Writing Teen Fiction or Writing For Teens? by Marcus Sedgwick (guest post)
Now I know the name of this blog is Writing Teen Novels, but there’s a big difference between writing Teen fiction, and writing for teens.
I’m only saying this as a preamble to what comes next, which is not meant to be provocative; simply that in the simple distinction above lies, for me, the absolute crux of good writing and bad writing.
Yes, I write teen fiction. But I do not write for teens. I write books that get published and are marketed at teens, but I do not write the books for them, or aimed at them, or with them in mind.
In every ‘dinner party’ situation I find myself in, when people find out what I do and want to know a bit more, I’m asked questions that go something like this; “But how do you get into the head of a modern teenager?” or “Who are your books aimed at?” And these are fair questions, but having been asked them enough times, and stumbling out some answers I didn’t really believe myself, I came to the realisation that I do not attempt to get inside the head of a modern teenager, nor do I aim my books at anyone. Anyone at all.
What I’m going to say next might sound arrogant, but I promise it isn’t: I don’t write for anyone else, I write for me. Why isn’t that arrogant? Because I believe that precisely the reverse is true – the arrogant thing would be for me, a 44 year old to assume that I know what a modern British 14 year old boy wants to read, or how an Australian 12 year girl thinks, or a German teen or a Brazilian or… You get the point. How could I possibly know those things? And this is really part of a much broader point – whenever anyone writes anything at all, teen, adult, horror, romance, sci-fi, they should be writing it for themselves, because to assume that any of us know what is desired in another’s head is an act of extreme arrogance.
So I write for me, and if there’s something youthful about my writing, it’s because, I believe, that those of use who write for children or teens are still deeply in touch with that part of their lives, in some part of their brain at least, and are seeking to understand it. At the most, then, I concede I might be writing for a part of me, one that is still thinking as I thought aged 16 or so.
Now, as it happens, it seems that my books work well for teens, or so I’ve been told, and I’m also often told that I don’t seem to patronise, or talk down to teens, and if that’s true, then you can guess why I believe that is – because to try and guess the mind of anyone else, adult or teen, is to patronise them.
That being said, I am realistic enough to know that what I’ve put in a first draft might need to be edited a bit, adjusted, changed – but I promise you that in all the edits I’ve ever made to a book, none of them, not one, was because I was thinking of my readers as young people, not adults – every change I’ve ever made in a redraft is towards one goal only – to make it a better book, no matter who reads it.

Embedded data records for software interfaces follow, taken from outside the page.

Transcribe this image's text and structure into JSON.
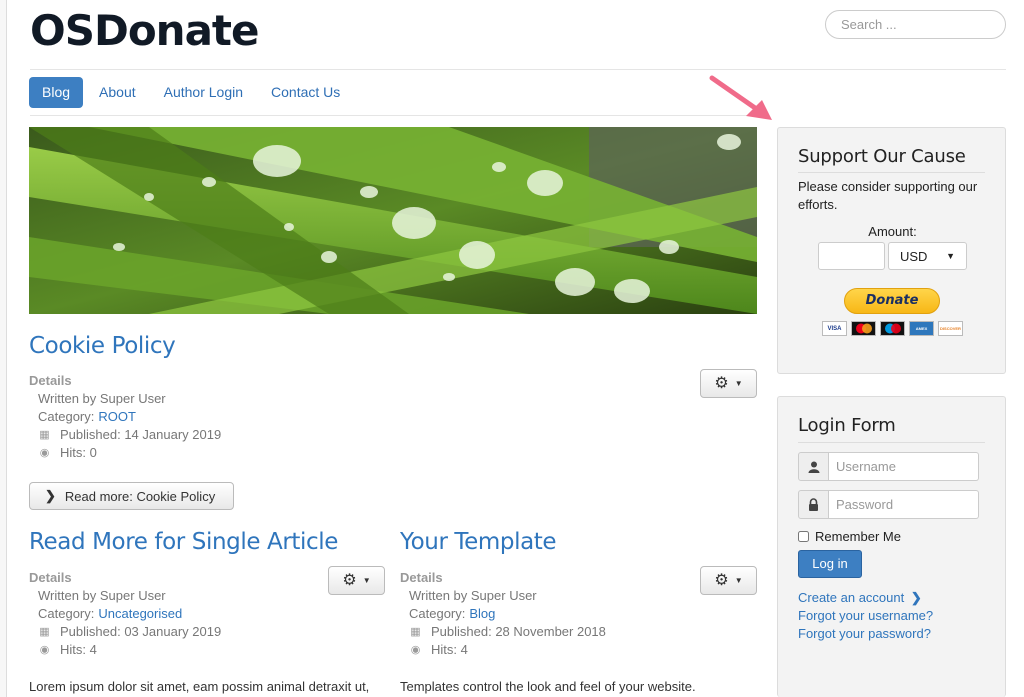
{
  "site": {
    "brand": "OSDonate"
  },
  "search": {
    "placeholder": "Search ..."
  },
  "nav": {
    "items": [
      {
        "label": "Blog"
      },
      {
        "label": "About"
      },
      {
        "label": "Author Login"
      },
      {
        "label": "Contact Us"
      }
    ]
  },
  "articles": [
    {
      "title": "Cookie Policy",
      "details": "Details",
      "written_by": "Written by Super User",
      "category_label": "Category:",
      "category": "ROOT",
      "published": "Published: 14 January 2019",
      "hits": "Hits: 0",
      "read_more": "Read more: Cookie Policy"
    },
    {
      "title": "Read More for Single Article",
      "details": "Details",
      "written_by": "Written by Super User",
      "category_label": "Category:",
      "category": "Uncategorised",
      "published": "Published: 03 January 2019",
      "hits": "Hits: 4",
      "excerpt": "Lorem ipsum dolor sit amet, eam possim animal detraxit ut,"
    },
    {
      "title": "Your Template",
      "details": "Details",
      "written_by": "Written by Super User",
      "category_label": "Category:",
      "category": "Blog",
      "published": "Published: 28 November 2018",
      "hits": "Hits: 4",
      "excerpt": "Templates control the look and feel of your website."
    }
  ],
  "support": {
    "title": "Support Our Cause",
    "text": "Please consider supporting our efforts.",
    "amount_label": "Amount:",
    "currency": "USD",
    "donate_label": "Donate",
    "cards": [
      "VISA",
      "MC",
      "MAESTRO",
      "AMEX",
      "DISCOVER"
    ]
  },
  "login": {
    "title": "Login Form",
    "username_placeholder": "Username",
    "password_placeholder": "Password",
    "remember": "Remember Me",
    "button": "Log in",
    "create_account": "Create an account",
    "forgot_username": "Forgot your username?",
    "forgot_password": "Forgot your password?"
  },
  "colors": {
    "accent": "#3d7fc2",
    "link": "#2f75bc",
    "arrow": "#f06b8a",
    "paypal_yellow": "#ffc439"
  }
}
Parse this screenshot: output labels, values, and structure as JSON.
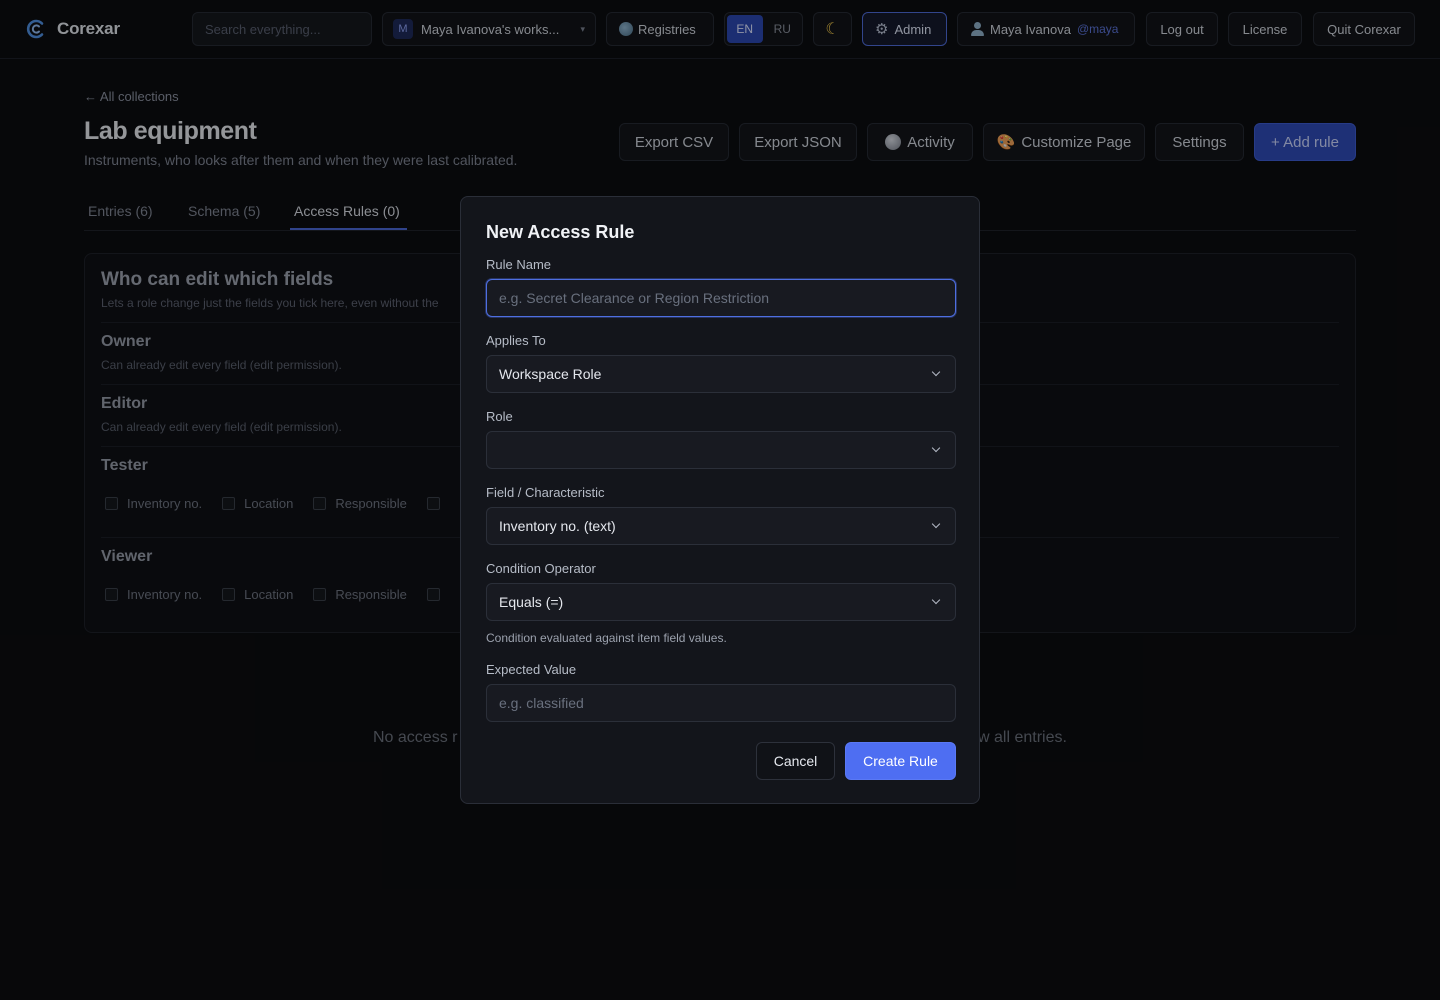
{
  "app": {
    "name": "Corexar"
  },
  "topbar": {
    "search_placeholder": "Search everything...",
    "workspace_initial": "M",
    "workspace_label": "Maya Ivanova's works...",
    "registries_label": "Registries",
    "lang_en": "EN",
    "lang_ru": "RU",
    "active_lang": "EN",
    "admin_label": "Admin",
    "user_name": "Maya Ivanova",
    "user_handle": "@maya",
    "logout_label": "Log out",
    "license_label": "License",
    "quit_label": "Quit Corexar"
  },
  "page": {
    "back_label": "← All collections",
    "title": "Lab equipment",
    "subtitle": "Instruments, who looks after them and when they were last calibrated.",
    "actions": {
      "export_csv": "Export CSV",
      "export_json": "Export JSON",
      "activity": "Activity",
      "customize": "Customize Page",
      "settings": "Settings",
      "add_rule": "+ Add rule"
    },
    "tabs": [
      {
        "label": "Entries (6)"
      },
      {
        "label": "Schema (5)"
      },
      {
        "label": "Access Rules (0)",
        "active": true
      }
    ]
  },
  "field_edit": {
    "title": "Who can edit which fields",
    "subtitle": "Lets a role change just the fields you tick here, even without the",
    "roles": [
      {
        "name": "Owner",
        "note": "Can already edit every field (edit permission)."
      },
      {
        "name": "Editor",
        "note": "Can already edit every field (edit permission)."
      },
      {
        "name": "Tester",
        "fields": [
          "Inventory no.",
          "Location",
          "Responsible"
        ]
      },
      {
        "name": "Viewer",
        "fields": [
          "Inventory no.",
          "Location",
          "Responsible"
        ]
      }
    ],
    "empty_left": "No access r",
    "empty_right": "w all entries."
  },
  "modal": {
    "title": "New Access Rule",
    "rule_name_label": "Rule Name",
    "rule_name_placeholder": "e.g. Secret Clearance or Region Restriction",
    "applies_to_label": "Applies To",
    "applies_to_value": "Workspace Role",
    "role_label": "Role",
    "role_value": "",
    "field_label": "Field / Characteristic",
    "field_value": "Inventory no. (text)",
    "operator_label": "Condition Operator",
    "operator_value": "Equals (=)",
    "hint": "Condition evaluated against item field values.",
    "expected_label": "Expected Value",
    "expected_placeholder": "e.g. classified",
    "cancel_label": "Cancel",
    "create_label": "Create Rule"
  },
  "colors": {
    "accent": "#4e6ef2",
    "background": "#0c0d10",
    "modal_bg": "#13151b"
  }
}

You should write the book you want to write, and do it as well as you can, with as much truth and passion and energy as you can. And when you’ve done that, you can then hope that something in it will be something that someone else might want to read, but at least you’ve been true to one person – yourself. And with that start, you might just have something.
Marcus Sedgwick author website: www.marcussedgwick.com